◆ **What is required**:
Wherever a line in the data holds the word "artículo", pull that line out.

-- Stored data follows --

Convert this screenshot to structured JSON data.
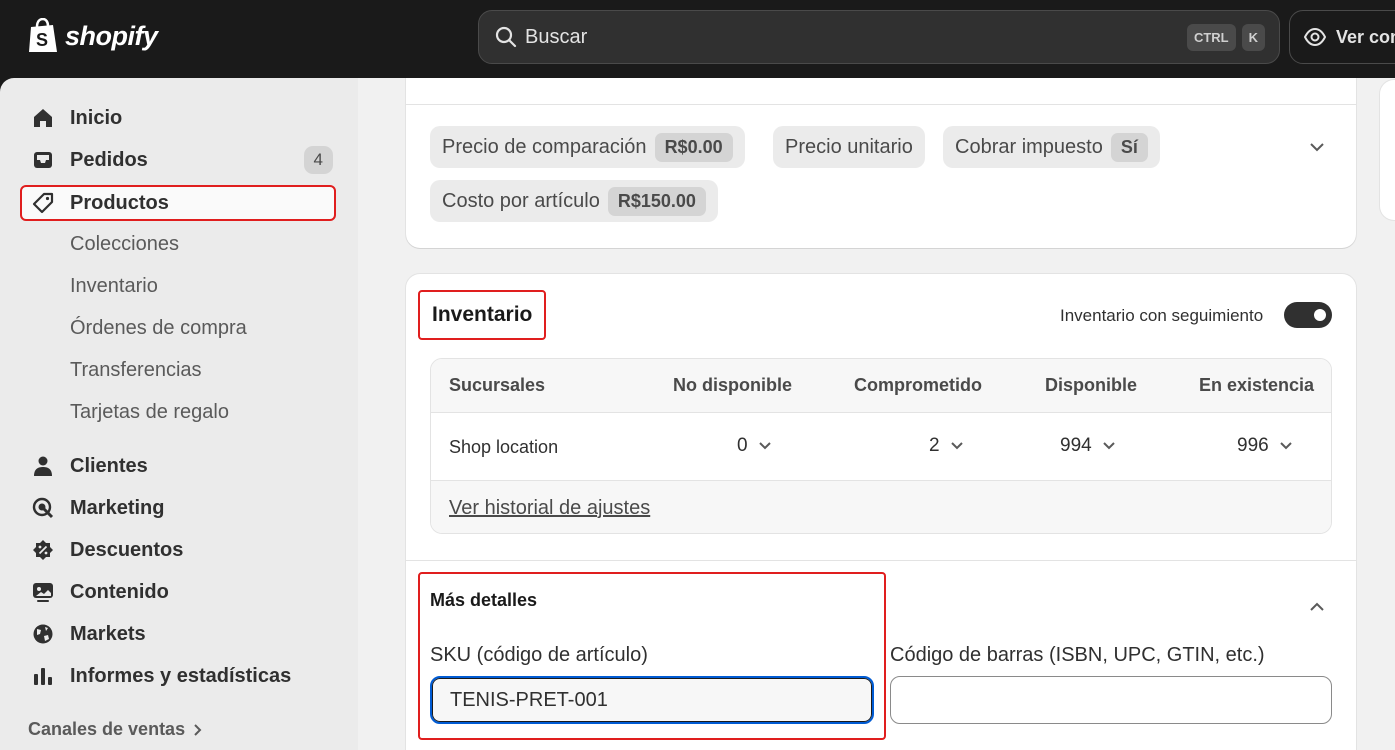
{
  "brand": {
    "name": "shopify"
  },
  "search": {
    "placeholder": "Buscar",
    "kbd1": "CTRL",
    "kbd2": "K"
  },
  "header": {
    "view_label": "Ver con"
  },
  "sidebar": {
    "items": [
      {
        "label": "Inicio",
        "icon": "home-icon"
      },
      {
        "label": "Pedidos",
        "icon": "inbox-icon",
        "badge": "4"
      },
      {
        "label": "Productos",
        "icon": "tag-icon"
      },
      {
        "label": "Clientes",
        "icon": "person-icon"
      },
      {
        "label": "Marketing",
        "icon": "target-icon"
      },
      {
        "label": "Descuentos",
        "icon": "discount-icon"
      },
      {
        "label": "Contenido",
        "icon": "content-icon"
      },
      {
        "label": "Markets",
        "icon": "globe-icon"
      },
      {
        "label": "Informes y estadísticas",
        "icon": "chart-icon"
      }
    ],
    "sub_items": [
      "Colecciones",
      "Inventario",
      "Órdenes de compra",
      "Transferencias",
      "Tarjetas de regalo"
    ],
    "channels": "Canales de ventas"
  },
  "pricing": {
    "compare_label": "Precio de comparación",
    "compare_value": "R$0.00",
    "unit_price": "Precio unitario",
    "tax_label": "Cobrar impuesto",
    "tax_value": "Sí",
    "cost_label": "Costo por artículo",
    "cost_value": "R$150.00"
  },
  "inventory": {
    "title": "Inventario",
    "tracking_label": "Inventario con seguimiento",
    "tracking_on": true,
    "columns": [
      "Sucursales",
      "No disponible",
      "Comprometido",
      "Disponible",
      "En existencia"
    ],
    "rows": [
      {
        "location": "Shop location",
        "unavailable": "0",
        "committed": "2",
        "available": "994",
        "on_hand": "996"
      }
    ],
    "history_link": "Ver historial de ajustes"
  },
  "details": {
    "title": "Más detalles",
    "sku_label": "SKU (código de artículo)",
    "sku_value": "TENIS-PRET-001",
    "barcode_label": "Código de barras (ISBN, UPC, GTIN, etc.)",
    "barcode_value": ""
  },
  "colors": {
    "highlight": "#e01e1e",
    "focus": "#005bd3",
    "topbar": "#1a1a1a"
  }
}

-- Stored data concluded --
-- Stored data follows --

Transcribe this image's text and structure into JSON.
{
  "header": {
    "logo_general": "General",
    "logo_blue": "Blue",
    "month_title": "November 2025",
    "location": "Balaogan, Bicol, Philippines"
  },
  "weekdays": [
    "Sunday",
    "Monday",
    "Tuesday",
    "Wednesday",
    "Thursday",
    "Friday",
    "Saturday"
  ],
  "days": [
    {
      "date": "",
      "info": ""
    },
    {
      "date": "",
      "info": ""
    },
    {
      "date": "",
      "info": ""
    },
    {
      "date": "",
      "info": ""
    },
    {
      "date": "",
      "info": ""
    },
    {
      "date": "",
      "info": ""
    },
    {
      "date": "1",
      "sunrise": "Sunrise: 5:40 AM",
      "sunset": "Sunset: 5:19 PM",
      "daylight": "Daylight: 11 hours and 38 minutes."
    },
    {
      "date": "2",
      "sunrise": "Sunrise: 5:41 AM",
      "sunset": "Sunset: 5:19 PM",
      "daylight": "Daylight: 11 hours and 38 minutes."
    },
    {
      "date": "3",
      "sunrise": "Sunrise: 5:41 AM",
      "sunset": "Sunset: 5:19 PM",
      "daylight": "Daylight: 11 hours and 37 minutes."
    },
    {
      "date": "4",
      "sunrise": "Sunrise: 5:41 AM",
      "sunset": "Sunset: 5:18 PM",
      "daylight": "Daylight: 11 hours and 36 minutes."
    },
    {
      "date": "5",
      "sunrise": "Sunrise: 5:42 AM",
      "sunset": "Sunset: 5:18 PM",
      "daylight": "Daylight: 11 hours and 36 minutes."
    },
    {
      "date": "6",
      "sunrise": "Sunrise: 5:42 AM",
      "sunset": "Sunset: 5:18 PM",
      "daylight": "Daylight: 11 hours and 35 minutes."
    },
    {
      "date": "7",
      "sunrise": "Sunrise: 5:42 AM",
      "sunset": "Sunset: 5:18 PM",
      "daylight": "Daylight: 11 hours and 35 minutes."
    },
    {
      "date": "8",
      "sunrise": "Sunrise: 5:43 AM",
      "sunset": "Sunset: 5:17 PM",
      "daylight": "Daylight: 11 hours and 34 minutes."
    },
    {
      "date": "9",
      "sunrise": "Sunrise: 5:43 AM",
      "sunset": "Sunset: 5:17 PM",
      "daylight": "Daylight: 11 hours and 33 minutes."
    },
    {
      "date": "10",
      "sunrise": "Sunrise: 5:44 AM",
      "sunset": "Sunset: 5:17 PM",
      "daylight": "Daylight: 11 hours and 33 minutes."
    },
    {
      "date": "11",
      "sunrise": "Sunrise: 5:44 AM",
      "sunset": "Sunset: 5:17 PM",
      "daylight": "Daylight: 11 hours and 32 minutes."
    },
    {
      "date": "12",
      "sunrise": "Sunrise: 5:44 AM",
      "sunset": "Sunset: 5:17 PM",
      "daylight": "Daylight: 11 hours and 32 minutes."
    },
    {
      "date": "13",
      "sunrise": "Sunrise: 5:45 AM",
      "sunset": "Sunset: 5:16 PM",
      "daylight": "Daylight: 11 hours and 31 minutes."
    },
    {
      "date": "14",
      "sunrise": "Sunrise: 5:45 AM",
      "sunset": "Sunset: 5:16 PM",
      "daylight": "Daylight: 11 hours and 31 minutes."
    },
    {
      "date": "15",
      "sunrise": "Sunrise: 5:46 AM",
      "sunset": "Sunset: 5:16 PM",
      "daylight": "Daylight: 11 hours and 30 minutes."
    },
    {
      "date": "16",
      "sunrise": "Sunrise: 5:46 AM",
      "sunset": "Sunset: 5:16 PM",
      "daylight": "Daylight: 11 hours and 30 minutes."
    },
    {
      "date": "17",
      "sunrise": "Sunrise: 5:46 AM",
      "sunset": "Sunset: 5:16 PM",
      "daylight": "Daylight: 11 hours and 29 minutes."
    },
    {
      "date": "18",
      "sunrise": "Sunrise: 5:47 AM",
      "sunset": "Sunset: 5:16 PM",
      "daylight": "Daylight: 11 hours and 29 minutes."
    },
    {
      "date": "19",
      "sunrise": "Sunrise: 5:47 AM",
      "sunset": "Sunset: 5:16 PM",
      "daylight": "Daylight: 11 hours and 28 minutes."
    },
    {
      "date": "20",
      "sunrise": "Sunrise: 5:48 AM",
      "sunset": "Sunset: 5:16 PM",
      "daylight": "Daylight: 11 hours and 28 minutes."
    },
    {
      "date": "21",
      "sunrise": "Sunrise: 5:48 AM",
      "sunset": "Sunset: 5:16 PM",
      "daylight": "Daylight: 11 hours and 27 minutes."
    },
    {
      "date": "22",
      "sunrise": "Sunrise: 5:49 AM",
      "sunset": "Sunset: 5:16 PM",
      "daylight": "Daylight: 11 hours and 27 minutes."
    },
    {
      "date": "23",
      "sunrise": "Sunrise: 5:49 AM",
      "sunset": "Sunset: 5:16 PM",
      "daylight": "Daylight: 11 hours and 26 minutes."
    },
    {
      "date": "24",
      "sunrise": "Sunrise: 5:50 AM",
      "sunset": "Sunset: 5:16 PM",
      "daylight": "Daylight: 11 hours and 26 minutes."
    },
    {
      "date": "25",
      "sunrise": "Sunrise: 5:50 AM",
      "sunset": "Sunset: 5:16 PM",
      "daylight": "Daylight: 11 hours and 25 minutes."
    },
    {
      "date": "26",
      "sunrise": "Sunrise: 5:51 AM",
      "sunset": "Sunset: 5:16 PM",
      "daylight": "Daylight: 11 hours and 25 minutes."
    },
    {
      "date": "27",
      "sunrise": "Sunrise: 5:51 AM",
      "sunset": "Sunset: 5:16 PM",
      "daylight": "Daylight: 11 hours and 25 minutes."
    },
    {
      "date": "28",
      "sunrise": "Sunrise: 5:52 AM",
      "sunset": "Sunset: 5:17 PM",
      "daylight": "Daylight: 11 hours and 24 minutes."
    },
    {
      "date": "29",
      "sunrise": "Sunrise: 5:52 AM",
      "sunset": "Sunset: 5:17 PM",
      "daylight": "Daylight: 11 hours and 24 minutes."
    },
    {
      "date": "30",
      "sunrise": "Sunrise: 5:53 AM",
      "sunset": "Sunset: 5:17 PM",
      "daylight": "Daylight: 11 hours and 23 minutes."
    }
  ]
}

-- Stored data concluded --
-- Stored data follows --

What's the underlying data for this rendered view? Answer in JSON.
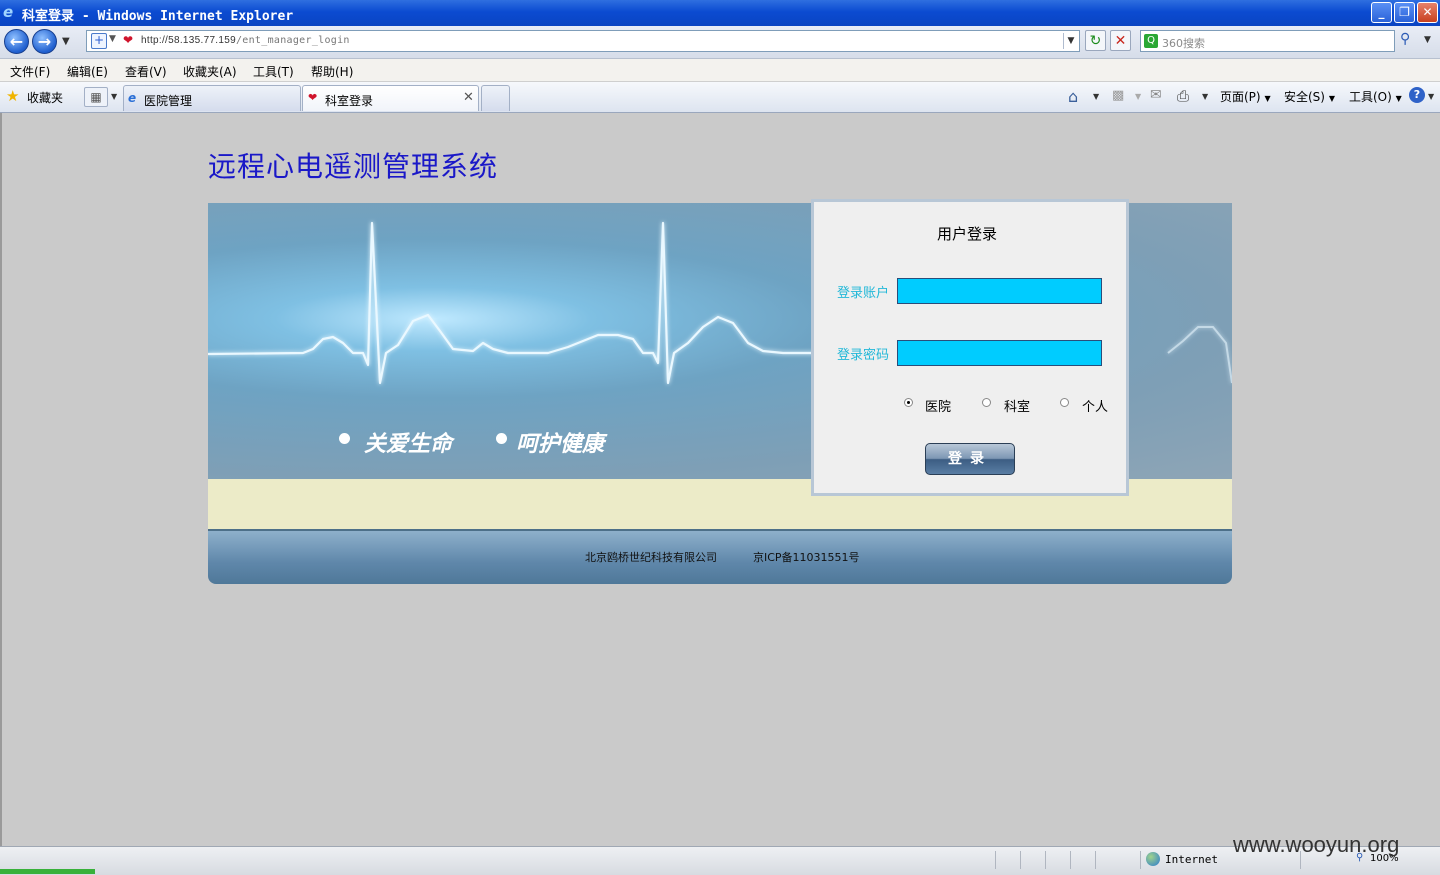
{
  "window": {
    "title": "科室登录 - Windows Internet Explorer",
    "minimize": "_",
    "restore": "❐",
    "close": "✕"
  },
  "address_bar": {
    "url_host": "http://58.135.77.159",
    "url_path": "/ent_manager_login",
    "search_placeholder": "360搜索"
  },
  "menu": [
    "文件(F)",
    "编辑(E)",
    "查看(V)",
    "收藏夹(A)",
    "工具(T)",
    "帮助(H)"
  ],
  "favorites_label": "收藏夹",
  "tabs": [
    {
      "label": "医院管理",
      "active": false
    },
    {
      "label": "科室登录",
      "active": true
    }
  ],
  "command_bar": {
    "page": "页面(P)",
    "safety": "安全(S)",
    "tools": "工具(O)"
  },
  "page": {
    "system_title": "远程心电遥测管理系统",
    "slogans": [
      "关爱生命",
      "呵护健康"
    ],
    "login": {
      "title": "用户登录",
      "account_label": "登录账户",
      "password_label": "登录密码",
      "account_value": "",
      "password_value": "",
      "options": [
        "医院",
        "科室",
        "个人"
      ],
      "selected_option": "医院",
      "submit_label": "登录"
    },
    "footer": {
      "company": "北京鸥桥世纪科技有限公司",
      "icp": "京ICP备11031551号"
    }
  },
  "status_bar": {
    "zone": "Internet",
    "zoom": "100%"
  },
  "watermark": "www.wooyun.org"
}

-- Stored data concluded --

◆ **Result**:
    "cost_label": "Costo por artículo",
    "sku_label": "SKU (código de artículo)",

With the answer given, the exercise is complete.